**Exercise aim**:
Each entry needs to be reproduced verbatim.

::::::

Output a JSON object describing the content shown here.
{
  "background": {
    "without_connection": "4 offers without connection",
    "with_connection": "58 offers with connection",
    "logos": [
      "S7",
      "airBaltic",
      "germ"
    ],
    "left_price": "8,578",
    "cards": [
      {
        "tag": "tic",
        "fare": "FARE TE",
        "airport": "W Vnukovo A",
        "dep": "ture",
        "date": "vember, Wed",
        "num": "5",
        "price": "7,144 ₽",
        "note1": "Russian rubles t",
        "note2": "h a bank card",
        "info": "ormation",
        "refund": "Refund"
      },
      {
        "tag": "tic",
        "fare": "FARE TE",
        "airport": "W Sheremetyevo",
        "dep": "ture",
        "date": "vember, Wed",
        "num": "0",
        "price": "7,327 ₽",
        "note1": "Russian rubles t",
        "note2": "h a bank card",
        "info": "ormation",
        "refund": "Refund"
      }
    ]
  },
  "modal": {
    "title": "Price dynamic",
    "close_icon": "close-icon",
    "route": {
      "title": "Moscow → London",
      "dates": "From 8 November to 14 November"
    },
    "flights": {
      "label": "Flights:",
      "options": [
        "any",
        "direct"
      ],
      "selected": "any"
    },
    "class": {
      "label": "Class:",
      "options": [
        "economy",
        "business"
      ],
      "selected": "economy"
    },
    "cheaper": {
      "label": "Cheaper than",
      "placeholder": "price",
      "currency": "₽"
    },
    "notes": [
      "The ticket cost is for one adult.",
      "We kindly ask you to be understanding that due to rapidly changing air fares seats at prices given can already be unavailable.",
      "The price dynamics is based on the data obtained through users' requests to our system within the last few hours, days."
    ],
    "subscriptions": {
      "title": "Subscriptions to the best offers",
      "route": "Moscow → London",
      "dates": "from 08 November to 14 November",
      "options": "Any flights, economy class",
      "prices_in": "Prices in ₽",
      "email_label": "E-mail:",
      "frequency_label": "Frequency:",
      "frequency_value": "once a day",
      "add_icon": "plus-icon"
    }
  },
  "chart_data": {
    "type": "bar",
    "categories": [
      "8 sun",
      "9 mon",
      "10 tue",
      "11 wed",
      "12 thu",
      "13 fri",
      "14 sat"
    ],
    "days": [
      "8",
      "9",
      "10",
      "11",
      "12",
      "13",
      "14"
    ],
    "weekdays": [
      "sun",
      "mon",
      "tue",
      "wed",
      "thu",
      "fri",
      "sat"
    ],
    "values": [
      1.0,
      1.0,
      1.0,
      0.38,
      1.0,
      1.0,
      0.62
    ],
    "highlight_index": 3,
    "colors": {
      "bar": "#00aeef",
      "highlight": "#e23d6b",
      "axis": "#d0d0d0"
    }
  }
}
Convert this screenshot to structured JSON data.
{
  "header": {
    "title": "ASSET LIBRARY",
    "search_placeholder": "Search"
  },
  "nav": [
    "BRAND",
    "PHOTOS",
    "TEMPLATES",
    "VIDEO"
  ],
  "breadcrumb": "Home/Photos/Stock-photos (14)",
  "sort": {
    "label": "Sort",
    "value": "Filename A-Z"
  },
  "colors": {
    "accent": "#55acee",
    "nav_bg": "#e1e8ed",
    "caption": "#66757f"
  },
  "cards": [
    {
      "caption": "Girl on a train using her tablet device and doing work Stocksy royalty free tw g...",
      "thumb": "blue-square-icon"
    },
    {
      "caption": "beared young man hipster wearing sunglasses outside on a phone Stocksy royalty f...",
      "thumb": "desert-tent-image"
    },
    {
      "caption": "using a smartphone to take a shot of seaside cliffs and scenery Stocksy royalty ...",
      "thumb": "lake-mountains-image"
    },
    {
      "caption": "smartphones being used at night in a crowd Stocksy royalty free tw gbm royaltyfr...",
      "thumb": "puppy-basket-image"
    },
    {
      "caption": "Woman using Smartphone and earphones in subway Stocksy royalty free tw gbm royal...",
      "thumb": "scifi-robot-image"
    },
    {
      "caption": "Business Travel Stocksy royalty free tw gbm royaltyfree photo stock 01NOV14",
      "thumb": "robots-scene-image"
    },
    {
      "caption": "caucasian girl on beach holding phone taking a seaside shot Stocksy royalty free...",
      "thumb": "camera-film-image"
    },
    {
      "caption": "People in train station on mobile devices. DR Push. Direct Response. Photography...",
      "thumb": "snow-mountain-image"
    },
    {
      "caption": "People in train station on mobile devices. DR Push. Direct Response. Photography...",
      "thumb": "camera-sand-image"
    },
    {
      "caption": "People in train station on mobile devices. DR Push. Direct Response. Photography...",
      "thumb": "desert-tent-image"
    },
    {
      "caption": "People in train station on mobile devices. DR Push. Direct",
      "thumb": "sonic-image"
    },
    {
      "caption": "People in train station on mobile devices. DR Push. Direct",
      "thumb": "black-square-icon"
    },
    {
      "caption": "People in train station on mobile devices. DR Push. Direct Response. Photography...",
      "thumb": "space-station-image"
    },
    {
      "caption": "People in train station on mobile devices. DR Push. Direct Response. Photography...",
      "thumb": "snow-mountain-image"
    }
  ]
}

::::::

**Task response**:
Output a JSON object describing the content shown here.
{
  "background": {
    "without_connection": "4 offers without connection",
    "with_connection": "58 offers with connection",
    "logos": [
      "S7",
      "airBaltic",
      "germ"
    ],
    "left_price": "8,578",
    "cards": [
      {
        "tag": "tic",
        "fare": "FARE TE",
        "airport": "W Vnukovo A",
        "dep": "ture",
        "date": "vember, Wed",
        "num": "5",
        "price": "7,144 ₽",
        "note1": "Russian rubles t",
        "note2": "h a bank card",
        "info": "ormation",
        "refund": "Refund"
      },
      {
        "tag": "tic",
        "fare": "FARE TE",
        "airport": "W Sheremetyevo",
        "dep": "ture",
        "date": "vember, Wed",
        "num": "0",
        "price": "7,327 ₽",
        "note1": "Russian rubles t",
        "note2": "h a bank card",
        "info": "ormation",
        "refund": "Refund"
      }
    ]
  },
  "modal": {
    "title": "Price dynamic",
    "close_icon": "close-icon",
    "route": {
      "title": "Moscow → London",
      "dates": "From 8 November to 14 November"
    },
    "flights": {
      "label": "Flights:",
      "options": [
        "any",
        "direct"
      ],
      "selected": "any"
    },
    "class": {
      "label": "Class:",
      "options": [
        "economy",
        "business"
      ],
      "selected": "economy"
    },
    "cheaper": {
      "label": "Cheaper than",
      "placeholder": "price",
      "currency": "₽"
    },
    "notes": [
      "The ticket cost is for one adult.",
      "We kindly ask you to be understanding that due to rapidly changing air fares seats at prices given can already be unavailable.",
      "The price dynamics is based on the data obtained through users' requests to our system within the last few hours, days."
    ],
    "subscriptions": {
      "title": "Subscriptions to the best offers",
      "route": "Moscow → London",
      "dates": "from 08 November to 14 November",
      "options": "Any flights, economy class",
      "prices_in": "Prices in ₽",
      "email_label": "E-mail:",
      "frequency_label": "Frequency:",
      "frequency_value": "once a day",
      "add_icon": "plus-icon"
    }
  },
  "chart_data": {
    "type": "bar",
    "categories": [
      "8 sun",
      "9 mon",
      "10 tue",
      "11 wed",
      "12 thu",
      "13 fri",
      "14 sat"
    ],
    "days": [
      "8",
      "9",
      "10",
      "11",
      "12",
      "13",
      "14"
    ],
    "weekdays": [
      "sun",
      "mon",
      "tue",
      "wed",
      "thu",
      "fri",
      "sat"
    ],
    "values": [
      1.0,
      1.0,
      1.0,
      0.38,
      1.0,
      1.0,
      0.62
    ],
    "highlight_index": 3,
    "colors": {
      "bar": "#00aeef",
      "highlight": "#e23d6b",
      "axis": "#d0d0d0"
    }
  }
}
Convert this screenshot to structured JSON data.
{
  "header": {
    "title": "ASSET LIBRARY",
    "search_placeholder": "Search"
  },
  "nav": [
    "BRAND",
    "PHOTOS",
    "TEMPLATES",
    "VIDEO"
  ],
  "breadcrumb": "Home/Photos/Stock-photos (14)",
  "sort": {
    "label": "Sort",
    "value": "Filename A-Z"
  },
  "colors": {
    "accent": "#55acee",
    "nav_bg": "#e1e8ed",
    "caption": "#66757f"
  },
  "cards": [
    {
      "caption": "Girl on a train using her tablet device and doing work Stocksy royalty free tw g...",
      "thumb": "blue-square-icon"
    },
    {
      "caption": "beared young man hipster wearing sunglasses outside on a phone Stocksy royalty f...",
      "thumb": "desert-tent-image"
    },
    {
      "caption": "using a smartphone to take a shot of seaside cliffs and scenery Stocksy royalty ...",
      "thumb": "lake-mountains-image"
    },
    {
      "caption": "smartphones being used at night in a crowd Stocksy royalty free tw gbm royaltyfr...",
      "thumb": "puppy-basket-image"
    },
    {
      "caption": "Woman using Smartphone and earphones in subway Stocksy royalty free tw gbm royal...",
      "thumb": "scifi-robot-image"
    },
    {
      "caption": "Business Travel Stocksy royalty free tw gbm royaltyfree photo stock 01NOV14",
      "thumb": "robots-scene-image"
    },
    {
      "caption": "caucasian girl on beach holding phone taking a seaside shot Stocksy royalty free...",
      "thumb": "camera-film-image"
    },
    {
      "caption": "People in train station on mobile devices. DR Push. Direct Response. Photography...",
      "thumb": "snow-mountain-image"
    },
    {
      "caption": "People in train station on mobile devices. DR Push. Direct Response. Photography...",
      "thumb": "camera-sand-image"
    },
    {
      "caption": "People in train station on mobile devices. DR Push. Direct Response. Photography...",
      "thumb": "desert-tent-image"
    },
    {
      "caption": "People in train station on mobile devices. DR Push. Direct",
      "thumb": "sonic-image"
    },
    {
      "caption": "People in train station on mobile devices. DR Push. Direct",
      "thumb": "black-square-icon"
    },
    {
      "caption": "People in train station on mobile devices. DR Push. Direct Response. Photography...",
      "thumb": "space-station-image"
    },
    {
      "caption": "People in train station on mobile devices. DR Push. Direct Response. Photography...",
      "thumb": "snow-mountain-image"
    }
  ]
}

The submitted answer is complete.